Widespread antibiotic resistance is currently posing a grave health burden through a multitude of serious infections. The rise in bacterial adaptation can be directly correlated to the paucity of novel classes of antimicrobial agents.
In the past few decades, synthetic tailoring has been the primary strategy for enhancing established core scaffolds through analogue generation. Although this approach has been fruitful, no major classes of new antibiotics were introduced between 1962 and 2000.
Acinetobacter baumannii belongs to the ESKAPE group of major nosocomial opportunistic resistance pathogens, which can spread epidemically among patients causing ventilator-associated pneumonia and bacteremia, with mortality rates as high as 60%, representing a paradigm of pathogenesis, transmission and resistance.
Numerous reports have also shown startling emergence of multidrug resistant A. baumannii in hospitals, and also identification of pan-drug-resistant strains at some location. A. baumannii strains possess both intrinsic resistance to antibiotics and a facile ability to acquire genes encoding resistance determinants.

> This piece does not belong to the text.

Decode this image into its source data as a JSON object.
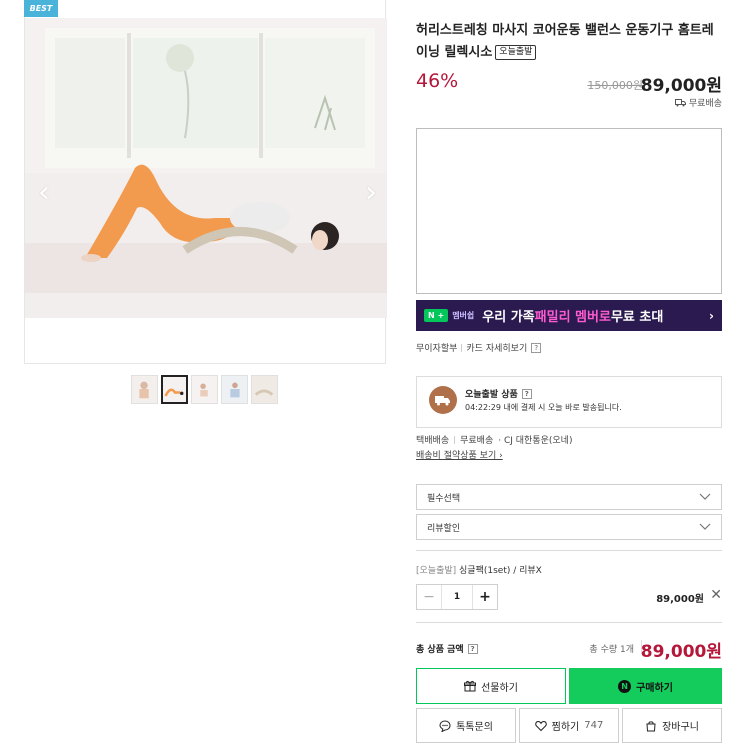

In addition, antibiotic resistance of this pathogenic microbe appears to be mediated by their propensity to form biofilms with a highly structured extracellular polymeric matrix, and includes the ability to colonize medical devices. When attached, bacterial cells that comprise the biofilm possess 10–1,000-fold lower susceptibility towards antimicrobial agents compared with planktonic forms.
Moreover, despite the central role that bacterial biofilms play during infection, there are currently no drugs specifically targeting biofilms in clinical trials to date. Therefore, a precision medicine is urgently required for vulnerable patients to avoid potential life-threatening infections.
Researchers employed static- and flow-based high-throughput screening (HTS) assays to survey natural product extract (NPE) library in the search for new inhibitors of biofilm formation.. Analysis of extracts derived from Streptomyces gandocaensis results in the discovery of three peptidic metabolites (cahuitamycins A–C), with cahuitamycin C being the most effective inhibitor (IC50=14.5 μM) whose stable production and full structural identification required ribosome engineering, and was facilitated by biosynthetic gene cluster characterization.
In addition, they show that the cahuitamycins are derived from two independent starter unit pathways, one of which is apparently being catalysed by an unlinked gene encoding a 6-methylsalicylate synthase.
The convergent pathway enabled them to perform directed pathway engineering to generate a more potent molecule, selectively. Furthermore, mutasynthetic efforts on the ribosomally modulated strain generated two additional novel compounds with enhanced activity against biofilm formation (cahuitamycins D and E of increased potency (IC50=8.4 and 10.5 μM).